</NetworkConnect>
</EventFiltering>
</Sysmon>


Each of the main level options within the <EventFiltering> tag can include sub options to include or exclude particular indicators. You could for example exclude common network connection ports or known good executables from your environment. The example above is just a sample of available options, check the references section at the end for more complete documentation.

One of the biggest challenges with sysmon is filtering out uninteresting data. Whether you are looking for malicious activity or simply trying to debug a misbehaving program, it is all too easy to have sysmon generate a lot of noise in the logs. Fortunately, you don’t need to start from scratch as the open nature of sysmon means that there are many shared configuration files which can be adapted for many needs. One excellent example is sysmon-config by SwiftOnSecurity.

## Installing Sysmon

Sysmon is installed simply by copying the binary to the desired system along with a configuration file and running the following from an Administrator command prompt:

sysmon -i config.xml


This will immediately load the driver into memory, start monitoring according to the configuration file and automatically persists across reboots until sysmon -u is run.

## Updating a Configuration

You can verify the current configuration in the running sysmon instance by running:

sysmon -c


If desired, you can update it to a new configuration file by running:

sysmon -c new-config.xml


Similar to installation, changes will take effect immediately and do not require a reboot.

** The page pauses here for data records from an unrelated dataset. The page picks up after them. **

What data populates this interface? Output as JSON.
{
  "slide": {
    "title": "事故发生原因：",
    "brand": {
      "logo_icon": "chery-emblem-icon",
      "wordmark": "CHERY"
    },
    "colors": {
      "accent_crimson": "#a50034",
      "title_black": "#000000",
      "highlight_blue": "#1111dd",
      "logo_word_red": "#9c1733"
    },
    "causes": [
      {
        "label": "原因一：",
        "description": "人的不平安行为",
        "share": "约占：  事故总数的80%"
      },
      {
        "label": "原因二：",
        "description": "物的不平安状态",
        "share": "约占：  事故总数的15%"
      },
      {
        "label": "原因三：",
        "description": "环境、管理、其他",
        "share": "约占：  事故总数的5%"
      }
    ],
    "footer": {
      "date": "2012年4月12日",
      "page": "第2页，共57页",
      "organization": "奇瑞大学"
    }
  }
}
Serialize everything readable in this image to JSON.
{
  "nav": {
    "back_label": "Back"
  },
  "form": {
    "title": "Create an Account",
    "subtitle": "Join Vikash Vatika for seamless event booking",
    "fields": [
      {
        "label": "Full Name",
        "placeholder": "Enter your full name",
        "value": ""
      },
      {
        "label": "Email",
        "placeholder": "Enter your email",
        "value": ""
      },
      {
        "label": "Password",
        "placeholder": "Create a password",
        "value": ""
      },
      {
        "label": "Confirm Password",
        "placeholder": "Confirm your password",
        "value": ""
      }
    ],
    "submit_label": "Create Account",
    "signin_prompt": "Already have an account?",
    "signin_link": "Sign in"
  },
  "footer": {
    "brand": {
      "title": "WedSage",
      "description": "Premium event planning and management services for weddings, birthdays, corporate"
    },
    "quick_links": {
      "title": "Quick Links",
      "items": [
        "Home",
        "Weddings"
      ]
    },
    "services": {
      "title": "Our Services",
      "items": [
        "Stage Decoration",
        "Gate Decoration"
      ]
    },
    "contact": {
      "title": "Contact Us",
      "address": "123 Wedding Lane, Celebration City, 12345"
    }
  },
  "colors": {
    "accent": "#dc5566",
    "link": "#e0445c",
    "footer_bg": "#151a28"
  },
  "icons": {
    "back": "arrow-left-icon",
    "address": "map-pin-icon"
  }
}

On modern versions of Windows, sysmon writes to the Microsoft-Windows-Sysmon/Operational log provider. This can be queried using the normal methods like Get-WinEvent or Event Viewer. Additionally, these can be forwarded to a central collector using the Windows Event Forwarder service which makes central monitoring and analysis of logs much easier than searching across hundreds or thousands of systems.